I wonder how much you feel your life has been touched by modern buildings. I have just visited an exhibition which held some peculiarly personal references for me.
After the War, the south bank of the River Thames was scarred by the devastation of bombing. The Festival of Britain was organised, filling a riverside site with unconventional new structures, mostly temporary although the Royal Festival Hall has lasted. There was the Skylon which appeared to float in the sky and the tent-like Dome of Discovery. Architects had to design buildings that could be assembled quickly, often with structural engineers in a key role. I was taken as a six-year-old and the whole site was unlike any street or neighbourhood I had ever seen.
Today there is an exhibition dedicated to this type of building at the Sainsbury Centre for the Visual Arts in Norwich. Models, drawings and, above all, architectural models are displayed. Not everyone likes the style of construction – all that metal and glass.
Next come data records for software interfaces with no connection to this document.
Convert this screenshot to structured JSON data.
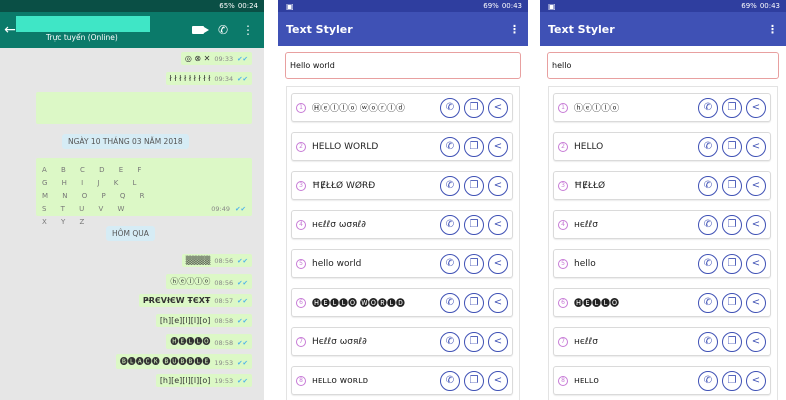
{
  "screen1": {
    "status_time": "00:24",
    "status_battery": "65%",
    "contact_status": "Trực tuyến (Online)",
    "date_pill_1": "NGÀY 10 THÁNG 03 NĂM 2018",
    "date_pill_2": "HÔM QUA",
    "big_grid": "A B C D E F\nG H I J K L\nM N O P Q R\nS T U V W\nX Y Z",
    "messages": [
      {
        "text": "◎ ⊗ ✕",
        "time": "09:33",
        "ticks": "✔✔"
      },
      {
        "text": "ł ł ł ł ł ł ł ł ł",
        "time": "09:34",
        "ticks": "✔✔"
      },
      {
        "text": "",
        "time": "09:49",
        "ticks": "✔✔"
      },
      {
        "text": "▒▒▒▒",
        "time": "08:56",
        "ticks": "✔✔"
      },
      {
        "text": "ⓗⓔⓛⓛⓞ",
        "time": "08:56",
        "ticks": "✔✔"
      },
      {
        "text": "ҎɌЄVłЄW ŦЄXŦ",
        "time": "08:57",
        "ticks": "✔✔"
      },
      {
        "text": "[h][e][l][l][o]",
        "time": "08:58",
        "ticks": "✔✔"
      },
      {
        "text": "🅗🅔🅛🅛🅞",
        "time": "08:58",
        "ticks": "✔✔"
      },
      {
        "text": "🅑🅛🅐🅒🅚 🅑🅤🅑🅑🅛🅔",
        "time": "19:53",
        "ticks": "✔✔"
      },
      {
        "text": "[h][e][l][l][o]",
        "time": "19:53",
        "ticks": "✔✔"
      }
    ]
  },
  "screen2": {
    "status_time": "00:43",
    "status_battery": "69%",
    "app_title": "Text Styler",
    "input_value": "Hello world",
    "rows": [
      {
        "num": "1",
        "text": "Ⓗⓔⓛⓛⓞ ⓦⓞⓡⓛⓓ"
      },
      {
        "num": "2",
        "text": "HELLO WORLD"
      },
      {
        "num": "3",
        "text": "ĦɆŁŁØ WØɌĐ"
      },
      {
        "num": "4",
        "text": "нєℓℓσ ωσяℓ∂"
      },
      {
        "num": "5",
        "text": "hello world"
      },
      {
        "num": "6",
        "text": "🅗🅔🅛🅛🅞 🅦🅞🅡🅛🅓"
      },
      {
        "num": "7",
        "text": "Ηєℓℓσ ωσяℓ∂"
      },
      {
        "num": "8",
        "text": "ʜᴇʟʟᴏ ᴡᴏʀʟᴅ"
      }
    ]
  },
  "screen3": {
    "status_time": "00:43",
    "status_battery": "69%",
    "app_title": "Text Styler",
    "input_value": "hello",
    "rows": [
      {
        "num": "1",
        "text": "ⓗⓔⓛⓛⓞ"
      },
      {
        "num": "2",
        "text": "HELLO"
      },
      {
        "num": "3",
        "text": "ĦɆŁŁØ"
      },
      {
        "num": "4",
        "text": "нєℓℓσ"
      },
      {
        "num": "5",
        "text": "hello"
      },
      {
        "num": "6",
        "text": "🅗🅔🅛🅛🅞"
      },
      {
        "num": "7",
        "text": "нєℓℓσ"
      },
      {
        "num": "8",
        "text": "ʜᴇʟʟᴏ"
      }
    ]
  },
  "icons": {
    "whatsapp": "whatsapp-icon",
    "copy": "copy-icon",
    "share": "share-icon"
  },
  "colors": {
    "whatsapp_header": "#0b7a6a",
    "app_bar": "#3f51b5",
    "bubble": "#dcf8c6"
  }
}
If it has a fault, the exhibition does not acknowledge how much controversy modernist architecture has caused. But there are plenty of excitements.
As you approach the Sainsbury Centre there is an extraordinary tower outside, a leaning latticework of bright red steel. This turns out to be a recent reconstruction of a sculptural design from 1919: Vladimir Tatlin’s renowned Monument to the Third International. Quite a sight. But on reflection probably less revolutionary than the earlier Eiffel Tower, which is not mentioned in the exhibition.
There are however drawings and paintings of the Crystal Palace, from Prince Albert’s Great Exhibition, itself built on revolutionary materials and techniques. Such a loss that this building was destroyed by fire! Its name lives on in London’s Premier League football team whose ground was close to my school.
The Sainsbury Centre is itself a modernist construction of steel and glass. It was designed by Norman Foster in kit form for easy assembly on site, and in a manner that gave maximum flexibility of use inside. It houses a permanent exhibition of sculpture and artefacts from cultures around the world. With its clean lines and natural light, I find it most appealing.
Other exhibits included Richard Roger’s competition-winning design for a new wing to the National Gallery in Trafalgar Square. It was never built. Prince Charles excoriated it as ‘a monstrous carbuncle on the face of a much-loved friend’. Instead, a tame but rather pleasing post-modern extension was built in the classical style much preferred by the Prince of Wales.
However, some of the design elements found their way into a subsequent building by Richard Rogers: his new HQ for Lloyds of London – the famous steel and glass tower with the lift capsules on the outside and a soaring internal atrium crisscrossed by elevators. While I was in the exhibition, an architect was explaining to an overseas visitor how the design team had felt the need to reassure the traditionalists at Lloyds by recreating the old board room from their former building.
Other major buildings illustrated include the international railway terminal at Waterloo from which I used to catch the train to Brussels and Paris; London’s Stanstead airport which has provided the model for airports elsewhere; and an exhibition hall in Leipzig, Germany, which I once visited.
And a small display of objects tells of the inspiration architects drew from the manufacture of automobiles and aircraft.
Most of the buildings celebrated are large structures. Almost more revolutionary I felt were designs for housing to be built in kit form: houses to be made with window units from trains and buses. They were to be inexpensive, ecological and colourful, flexible in use and easy to extend. But rarely built – when it comes to homes, it seems we like our traditions.
My childhood memories however also include large numbers of ‘prefabs’ built across London to house the many thousands who needed new homes after the War. In their way, they were a successful answer to a pressing need, but few now remain.
Indeed modernist architecture has never gained much popularity. Too technological for most people’s taste perhaps? But some highly successful and conspicuous examples can be found in every modern city. In London, we have a few much-loved examples. Their official names are largely ignored. They are known as the Gherkin, the cheese grater and so on.
The one exception to this renaming is The Shard: Britain’s tallest building. But then, the developers had the good sense to give it a congenial and memorable name.